The media learned about the privacy guarantees of the digital euro

  • The digital euro will prioritize data privacy and security, according to the ECB.
  • €1.2 billion has been proposed for development tenders for the CBDC.

In an effort to address concerns about the digital euro’s use of personal data, ECB Executive Board Member Piero Cipollone emphasized the project’s advanced privacy measures. He reassured that it would be secure and technologically advanced, with individuals being registered by the ECB to ensure increased security. The project has faced criticism from opponents who fear that it could enable government surveillance of citizens.

The European Commission introduced a proposal in June for the launch of a digital currency, and it is expected to be discussed in the EU Parliament in the coming months. Cipollone highlighted that the ECB will conduct annual reviews of the digital euro system to ensure compliance with confidentiality rules.

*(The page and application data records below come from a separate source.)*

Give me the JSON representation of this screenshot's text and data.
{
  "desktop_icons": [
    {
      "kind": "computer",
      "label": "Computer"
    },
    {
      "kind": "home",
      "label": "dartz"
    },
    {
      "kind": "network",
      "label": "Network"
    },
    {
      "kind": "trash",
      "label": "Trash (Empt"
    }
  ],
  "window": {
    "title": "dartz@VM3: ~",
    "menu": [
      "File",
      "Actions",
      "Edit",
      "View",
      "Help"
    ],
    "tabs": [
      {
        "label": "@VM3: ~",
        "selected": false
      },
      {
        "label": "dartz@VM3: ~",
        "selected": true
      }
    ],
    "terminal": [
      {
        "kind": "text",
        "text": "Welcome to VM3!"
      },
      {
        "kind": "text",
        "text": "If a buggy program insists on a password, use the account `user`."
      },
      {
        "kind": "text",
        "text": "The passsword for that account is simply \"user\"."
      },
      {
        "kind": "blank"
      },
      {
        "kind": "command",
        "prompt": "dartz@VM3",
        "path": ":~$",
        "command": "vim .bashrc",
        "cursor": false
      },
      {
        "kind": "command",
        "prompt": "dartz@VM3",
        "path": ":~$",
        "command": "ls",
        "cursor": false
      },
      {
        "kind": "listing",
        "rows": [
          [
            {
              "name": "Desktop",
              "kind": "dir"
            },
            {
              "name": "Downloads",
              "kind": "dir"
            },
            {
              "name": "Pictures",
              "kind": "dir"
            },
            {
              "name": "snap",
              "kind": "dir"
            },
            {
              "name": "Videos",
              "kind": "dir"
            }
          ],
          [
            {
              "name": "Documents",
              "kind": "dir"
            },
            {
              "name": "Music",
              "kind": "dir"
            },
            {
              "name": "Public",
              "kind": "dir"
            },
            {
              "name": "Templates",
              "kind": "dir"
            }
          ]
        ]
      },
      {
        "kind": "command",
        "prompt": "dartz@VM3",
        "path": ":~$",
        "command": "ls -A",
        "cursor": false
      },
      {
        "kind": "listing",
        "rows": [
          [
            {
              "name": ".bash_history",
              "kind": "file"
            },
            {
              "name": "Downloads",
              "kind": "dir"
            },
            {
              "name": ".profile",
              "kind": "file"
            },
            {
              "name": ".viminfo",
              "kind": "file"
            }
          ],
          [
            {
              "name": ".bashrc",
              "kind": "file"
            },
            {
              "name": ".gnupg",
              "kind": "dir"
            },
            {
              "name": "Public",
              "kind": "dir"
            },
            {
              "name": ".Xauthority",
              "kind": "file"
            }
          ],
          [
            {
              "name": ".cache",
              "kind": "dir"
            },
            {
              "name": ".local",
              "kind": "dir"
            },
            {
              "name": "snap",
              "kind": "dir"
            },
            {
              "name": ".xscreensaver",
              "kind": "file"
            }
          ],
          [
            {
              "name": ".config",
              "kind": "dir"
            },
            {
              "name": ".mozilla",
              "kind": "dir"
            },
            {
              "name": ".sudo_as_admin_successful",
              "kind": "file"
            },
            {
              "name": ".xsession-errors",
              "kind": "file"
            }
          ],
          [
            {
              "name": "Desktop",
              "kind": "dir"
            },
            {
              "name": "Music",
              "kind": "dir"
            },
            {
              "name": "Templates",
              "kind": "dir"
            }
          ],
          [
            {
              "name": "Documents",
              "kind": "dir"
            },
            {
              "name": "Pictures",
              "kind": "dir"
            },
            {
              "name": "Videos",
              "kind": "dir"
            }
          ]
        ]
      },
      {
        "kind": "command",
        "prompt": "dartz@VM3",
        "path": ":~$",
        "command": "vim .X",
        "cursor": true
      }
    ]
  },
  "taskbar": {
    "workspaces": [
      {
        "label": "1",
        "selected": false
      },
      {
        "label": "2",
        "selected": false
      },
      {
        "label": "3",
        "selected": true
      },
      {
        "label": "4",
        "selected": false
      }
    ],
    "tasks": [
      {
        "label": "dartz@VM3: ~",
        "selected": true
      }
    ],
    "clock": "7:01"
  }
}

Some politicians, like Michiel Hoogeveen, argue that the case for launching a CBDC in Europe is unconvincing, as alternative payment solutions could address financial inclusion and cross-border payments. However, ECB President Christine Lagarde believes that the digital euro’s development will strengthen the EU’s strategic autonomy and digital competitiveness.

The ECB published a draft budget of €1.2 billion for CBDC development tenders in January 2024. The process was put on hold until corresponding legislation is passed. The Finnish and Spanish central banks have expressed support for the transition to a digital euro, while the Ukrainian central bank plans to test an e-hryvnia in the latter part of 2024.